• YOUR INSTRUCTIONS
The records must be repeated exactly and in their entirety.

<<<<

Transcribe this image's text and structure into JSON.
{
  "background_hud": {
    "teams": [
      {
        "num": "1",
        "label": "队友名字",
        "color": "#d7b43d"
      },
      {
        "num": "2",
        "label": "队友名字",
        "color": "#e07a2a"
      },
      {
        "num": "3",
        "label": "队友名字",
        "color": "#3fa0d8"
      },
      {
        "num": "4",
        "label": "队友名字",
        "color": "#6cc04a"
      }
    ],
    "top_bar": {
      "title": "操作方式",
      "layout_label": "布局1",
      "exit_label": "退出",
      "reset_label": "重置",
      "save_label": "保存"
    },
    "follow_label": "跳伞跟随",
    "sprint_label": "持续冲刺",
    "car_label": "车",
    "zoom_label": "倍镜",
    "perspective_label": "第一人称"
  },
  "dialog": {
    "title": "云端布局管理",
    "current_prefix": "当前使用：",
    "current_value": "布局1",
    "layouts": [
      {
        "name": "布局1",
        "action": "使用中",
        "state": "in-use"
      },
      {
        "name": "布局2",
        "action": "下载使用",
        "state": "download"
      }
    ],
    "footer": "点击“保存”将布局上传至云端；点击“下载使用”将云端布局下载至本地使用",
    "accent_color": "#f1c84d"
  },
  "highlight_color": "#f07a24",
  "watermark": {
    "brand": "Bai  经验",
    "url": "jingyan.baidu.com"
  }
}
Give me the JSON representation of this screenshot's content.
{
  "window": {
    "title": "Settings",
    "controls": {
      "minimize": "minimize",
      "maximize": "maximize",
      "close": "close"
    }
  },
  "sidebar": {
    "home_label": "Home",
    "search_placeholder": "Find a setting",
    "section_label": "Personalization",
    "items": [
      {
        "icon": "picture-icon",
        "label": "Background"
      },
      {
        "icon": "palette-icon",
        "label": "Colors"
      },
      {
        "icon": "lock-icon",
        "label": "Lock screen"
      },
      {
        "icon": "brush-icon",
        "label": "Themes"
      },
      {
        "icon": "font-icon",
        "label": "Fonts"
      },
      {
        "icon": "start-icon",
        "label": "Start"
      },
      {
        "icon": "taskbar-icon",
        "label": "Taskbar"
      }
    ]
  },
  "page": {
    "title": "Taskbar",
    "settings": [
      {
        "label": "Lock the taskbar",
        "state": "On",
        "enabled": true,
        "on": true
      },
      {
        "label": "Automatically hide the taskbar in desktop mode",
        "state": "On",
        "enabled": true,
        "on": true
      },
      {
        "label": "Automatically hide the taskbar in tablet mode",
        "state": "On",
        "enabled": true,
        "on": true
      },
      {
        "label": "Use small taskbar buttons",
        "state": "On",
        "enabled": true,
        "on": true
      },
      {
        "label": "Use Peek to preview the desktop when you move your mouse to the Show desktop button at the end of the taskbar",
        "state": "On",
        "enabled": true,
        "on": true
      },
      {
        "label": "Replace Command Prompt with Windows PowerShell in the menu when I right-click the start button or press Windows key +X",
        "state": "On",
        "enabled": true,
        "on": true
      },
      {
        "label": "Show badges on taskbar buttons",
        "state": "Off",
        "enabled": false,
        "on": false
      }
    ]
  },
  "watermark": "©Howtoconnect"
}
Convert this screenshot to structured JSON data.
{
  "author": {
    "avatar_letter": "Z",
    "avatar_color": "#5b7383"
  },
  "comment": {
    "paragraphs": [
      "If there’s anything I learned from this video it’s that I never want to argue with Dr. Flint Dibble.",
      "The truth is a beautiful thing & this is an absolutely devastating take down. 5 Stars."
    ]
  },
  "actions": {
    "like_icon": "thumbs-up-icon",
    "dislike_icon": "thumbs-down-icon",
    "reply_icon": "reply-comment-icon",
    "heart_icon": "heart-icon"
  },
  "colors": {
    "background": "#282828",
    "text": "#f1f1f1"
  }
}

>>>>

• WRITTEN ANSWER
Transcribe this image's text and structure into JSON.
{
  "background_hud": {
    "teams": [
      {
        "num": "1",
        "label": "队友名字",
        "color": "#d7b43d"
      },
      {
        "num": "2",
        "label": "队友名字",
        "color": "#e07a2a"
      },
      {
        "num": "3",
        "label": "队友名字",
        "color": "#3fa0d8"
      },
      {
        "num": "4",
        "label": "队友名字",
        "color": "#6cc04a"
      }
    ],
    "top_bar": {
      "title": "操作方式",
      "layout_label": "布局1",
      "exit_label": "退出",
      "reset_label": "重置",
      "save_label": "保存"
    },
    "follow_label": "跳伞跟随",
    "sprint_label": "持续冲刺",
    "car_label": "车",
    "zoom_label": "倍镜",
    "perspective_label": "第一人称"
  },
  "dialog": {
    "title": "云端布局管理",
    "current_prefix": "当前使用：",
    "current_value": "布局1",
    "layouts": [
      {
        "name": "布局1",
        "action": "使用中",
        "state": "in-use"
      },
      {
        "name": "布局2",
        "action": "下载使用",
        "state": "download"
      }
    ],
    "footer": "点击“保存”将布局上传至云端；点击“下载使用”将云端布局下载至本地使用",
    "accent_color": "#f1c84d"
  },
  "highlight_color": "#f07a24",
  "watermark": {
    "brand": "Bai  经验",
    "url": "jingyan.baidu.com"
  }
}
Give me the JSON representation of this screenshot's content.
{
  "window": {
    "title": "Settings",
    "controls": {
      "minimize": "minimize",
      "maximize": "maximize",
      "close": "close"
    }
  },
  "sidebar": {
    "home_label": "Home",
    "search_placeholder": "Find a setting",
    "section_label": "Personalization",
    "items": [
      {
        "icon": "picture-icon",
        "label": "Background"
      },
      {
        "icon": "palette-icon",
        "label": "Colors"
      },
      {
        "icon": "lock-icon",
        "label": "Lock screen"
      },
      {
        "icon": "brush-icon",
        "label": "Themes"
      },
      {
        "icon": "font-icon",
        "label": "Fonts"
      },
      {
        "icon": "start-icon",
        "label": "Start"
      },
      {
        "icon": "taskbar-icon",
        "label": "Taskbar"
      }
    ]
  },
  "page": {
    "title": "Taskbar",
    "settings": [
      {
        "label": "Lock the taskbar",
        "state": "On",
        "enabled": true,
        "on": true
      },
      {
        "label": "Automatically hide the taskbar in desktop mode",
        "state": "On",
        "enabled": true,
        "on": true
      },
      {
        "label": "Automatically hide the taskbar in tablet mode",
        "state": "On",
        "enabled": true,
        "on": true
      },
      {
        "label": "Use small taskbar buttons",
        "state": "On",
        "enabled": true,
        "on": true
      },
      {
        "label": "Use Peek to preview the desktop when you move your mouse to the Show desktop button at the end of the taskbar",
        "state": "On",
        "enabled": true,
        "on": true
      },
      {
        "label": "Replace Command Prompt with Windows PowerShell in the menu when I right-click the start button or press Windows key +X",
        "state": "On",
        "enabled": true,
        "on": true
      },
      {
        "label": "Show badges on taskbar buttons",
        "state": "Off",
        "enabled": false,
        "on": false
      }
    ]
  },
  "watermark": "©Howtoconnect"
}
Convert this screenshot to structured JSON data.
{
  "author": {
    "avatar_letter": "Z",
    "avatar_color": "#5b7383"
  },
  "comment": {
    "paragraphs": [
      "If there’s anything I learned from this video it’s that I never want to argue with Dr. Flint Dibble.",
      "The truth is a beautiful thing & this is an absolutely devastating take down. 5 Stars."
    ]
  },
  "actions": {
    "like_icon": "thumbs-up-icon",
    "dislike_icon": "thumbs-down-icon",
    "reply_icon": "reply-comment-icon",
    "heart_icon": "heart-icon"
  },
  "colors": {
    "background": "#282828",
    "text": "#f1f1f1"
  }
}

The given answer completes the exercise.